Work order: How many separate lines of the data contain "Erik"? Give the count and nothing else.
++++ Exercise material ++++
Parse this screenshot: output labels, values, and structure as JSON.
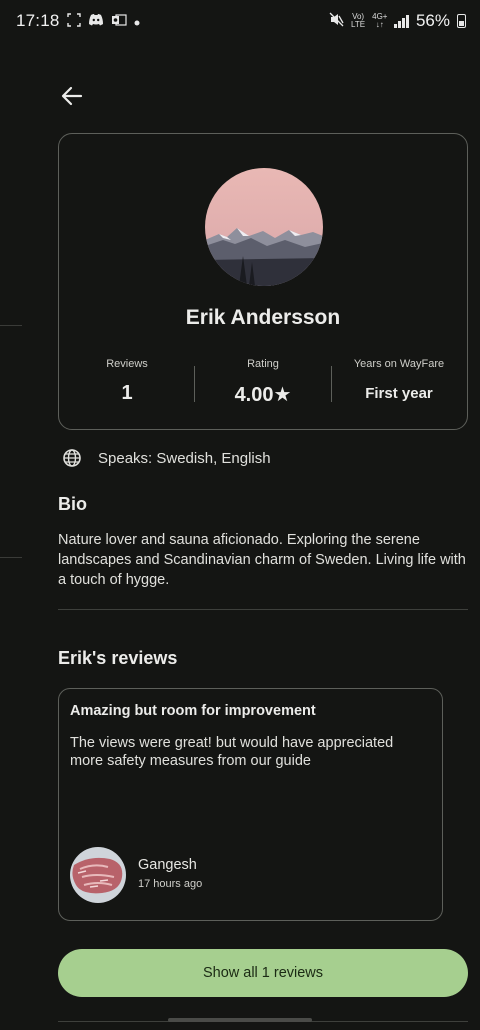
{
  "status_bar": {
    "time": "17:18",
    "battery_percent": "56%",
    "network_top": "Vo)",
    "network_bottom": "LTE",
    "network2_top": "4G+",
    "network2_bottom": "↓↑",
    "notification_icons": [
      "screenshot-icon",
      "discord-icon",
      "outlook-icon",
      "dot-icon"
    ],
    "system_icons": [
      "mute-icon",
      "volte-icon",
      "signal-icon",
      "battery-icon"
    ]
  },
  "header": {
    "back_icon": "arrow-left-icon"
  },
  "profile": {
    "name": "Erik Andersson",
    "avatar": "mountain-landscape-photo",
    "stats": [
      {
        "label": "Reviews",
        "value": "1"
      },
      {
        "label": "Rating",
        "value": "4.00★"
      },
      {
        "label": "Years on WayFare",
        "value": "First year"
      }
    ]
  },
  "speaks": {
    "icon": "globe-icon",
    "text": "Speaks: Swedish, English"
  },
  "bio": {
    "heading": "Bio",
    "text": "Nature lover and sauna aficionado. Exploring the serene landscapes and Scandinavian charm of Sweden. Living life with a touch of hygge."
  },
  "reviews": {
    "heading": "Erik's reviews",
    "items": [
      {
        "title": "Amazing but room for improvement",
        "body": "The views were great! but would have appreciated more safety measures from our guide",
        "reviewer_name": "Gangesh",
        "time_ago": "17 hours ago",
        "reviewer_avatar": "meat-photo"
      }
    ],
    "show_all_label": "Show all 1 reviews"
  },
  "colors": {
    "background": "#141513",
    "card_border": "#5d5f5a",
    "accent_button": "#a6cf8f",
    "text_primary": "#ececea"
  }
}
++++
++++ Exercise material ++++
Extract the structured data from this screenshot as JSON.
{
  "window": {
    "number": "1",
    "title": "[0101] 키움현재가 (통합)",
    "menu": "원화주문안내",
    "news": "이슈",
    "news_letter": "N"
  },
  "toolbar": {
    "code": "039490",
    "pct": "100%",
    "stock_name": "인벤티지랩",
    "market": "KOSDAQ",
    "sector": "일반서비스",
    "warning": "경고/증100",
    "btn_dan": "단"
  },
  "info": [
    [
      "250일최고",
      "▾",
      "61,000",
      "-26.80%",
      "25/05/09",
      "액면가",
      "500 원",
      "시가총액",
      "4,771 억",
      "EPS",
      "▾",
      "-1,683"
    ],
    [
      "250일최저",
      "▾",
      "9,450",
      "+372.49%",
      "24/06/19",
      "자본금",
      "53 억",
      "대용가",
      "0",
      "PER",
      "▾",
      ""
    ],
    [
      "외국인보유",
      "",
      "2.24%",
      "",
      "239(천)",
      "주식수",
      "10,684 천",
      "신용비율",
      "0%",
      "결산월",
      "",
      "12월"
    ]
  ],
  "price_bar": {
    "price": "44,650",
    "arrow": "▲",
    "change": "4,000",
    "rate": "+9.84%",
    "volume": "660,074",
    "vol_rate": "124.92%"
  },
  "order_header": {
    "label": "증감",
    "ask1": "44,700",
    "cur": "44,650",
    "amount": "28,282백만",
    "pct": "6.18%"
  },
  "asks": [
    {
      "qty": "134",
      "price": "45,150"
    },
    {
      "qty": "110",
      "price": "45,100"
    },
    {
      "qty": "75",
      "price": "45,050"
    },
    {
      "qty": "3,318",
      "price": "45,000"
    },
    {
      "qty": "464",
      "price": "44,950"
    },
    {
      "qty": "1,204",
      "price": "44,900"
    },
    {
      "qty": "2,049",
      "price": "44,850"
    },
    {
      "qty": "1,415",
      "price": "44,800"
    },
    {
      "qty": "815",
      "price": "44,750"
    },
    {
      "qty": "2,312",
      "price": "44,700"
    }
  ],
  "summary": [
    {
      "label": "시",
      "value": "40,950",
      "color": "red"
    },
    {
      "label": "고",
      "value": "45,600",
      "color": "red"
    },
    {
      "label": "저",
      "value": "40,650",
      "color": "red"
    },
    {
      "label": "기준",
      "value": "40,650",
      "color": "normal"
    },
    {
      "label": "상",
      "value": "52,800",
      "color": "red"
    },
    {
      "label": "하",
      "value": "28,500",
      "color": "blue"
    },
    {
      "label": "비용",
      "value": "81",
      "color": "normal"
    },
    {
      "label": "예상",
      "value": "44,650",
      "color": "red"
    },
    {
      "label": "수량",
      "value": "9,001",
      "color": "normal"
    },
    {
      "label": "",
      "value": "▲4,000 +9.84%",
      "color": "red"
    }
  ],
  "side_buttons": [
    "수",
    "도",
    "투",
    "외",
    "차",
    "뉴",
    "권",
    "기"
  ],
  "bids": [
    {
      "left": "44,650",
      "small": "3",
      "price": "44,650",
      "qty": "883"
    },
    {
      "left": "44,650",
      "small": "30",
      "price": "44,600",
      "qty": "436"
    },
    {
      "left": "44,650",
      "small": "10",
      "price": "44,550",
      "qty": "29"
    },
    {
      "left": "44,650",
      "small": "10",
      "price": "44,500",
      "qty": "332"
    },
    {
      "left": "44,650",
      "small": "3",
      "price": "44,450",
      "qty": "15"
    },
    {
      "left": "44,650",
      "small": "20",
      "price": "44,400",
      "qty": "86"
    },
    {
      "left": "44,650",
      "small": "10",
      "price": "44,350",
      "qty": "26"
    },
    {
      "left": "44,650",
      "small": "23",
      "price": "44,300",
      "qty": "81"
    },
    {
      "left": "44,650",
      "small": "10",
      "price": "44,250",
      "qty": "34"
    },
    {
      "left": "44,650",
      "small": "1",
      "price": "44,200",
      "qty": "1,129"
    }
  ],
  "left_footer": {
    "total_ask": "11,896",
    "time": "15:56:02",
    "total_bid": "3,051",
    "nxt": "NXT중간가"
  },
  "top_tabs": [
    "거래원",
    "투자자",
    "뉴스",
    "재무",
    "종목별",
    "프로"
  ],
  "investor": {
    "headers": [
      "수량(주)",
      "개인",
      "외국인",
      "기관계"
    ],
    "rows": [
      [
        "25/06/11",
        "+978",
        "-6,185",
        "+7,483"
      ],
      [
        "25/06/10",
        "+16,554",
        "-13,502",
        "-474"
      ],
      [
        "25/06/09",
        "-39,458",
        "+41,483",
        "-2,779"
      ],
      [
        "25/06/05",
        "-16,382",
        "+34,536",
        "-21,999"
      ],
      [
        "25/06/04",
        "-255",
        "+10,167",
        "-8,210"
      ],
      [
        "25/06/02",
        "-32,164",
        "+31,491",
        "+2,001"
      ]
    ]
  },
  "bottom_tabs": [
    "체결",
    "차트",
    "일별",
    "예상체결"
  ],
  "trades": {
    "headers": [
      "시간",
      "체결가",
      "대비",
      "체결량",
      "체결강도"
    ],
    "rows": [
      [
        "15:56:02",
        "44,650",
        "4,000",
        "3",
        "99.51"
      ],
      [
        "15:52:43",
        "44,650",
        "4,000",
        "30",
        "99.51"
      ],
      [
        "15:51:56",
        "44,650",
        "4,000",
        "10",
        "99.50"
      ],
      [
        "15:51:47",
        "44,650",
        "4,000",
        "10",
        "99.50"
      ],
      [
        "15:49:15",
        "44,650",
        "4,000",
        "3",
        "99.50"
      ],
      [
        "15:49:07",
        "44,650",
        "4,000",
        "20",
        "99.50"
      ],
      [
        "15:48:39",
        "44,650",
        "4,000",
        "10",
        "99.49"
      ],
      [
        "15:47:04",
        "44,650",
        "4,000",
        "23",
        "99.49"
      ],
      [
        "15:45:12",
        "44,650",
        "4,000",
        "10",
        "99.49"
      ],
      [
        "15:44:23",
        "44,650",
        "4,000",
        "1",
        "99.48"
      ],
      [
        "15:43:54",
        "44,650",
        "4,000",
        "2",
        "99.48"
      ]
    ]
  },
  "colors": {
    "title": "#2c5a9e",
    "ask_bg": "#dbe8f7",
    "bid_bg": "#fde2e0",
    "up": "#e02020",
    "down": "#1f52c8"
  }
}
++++
Expected answer: 2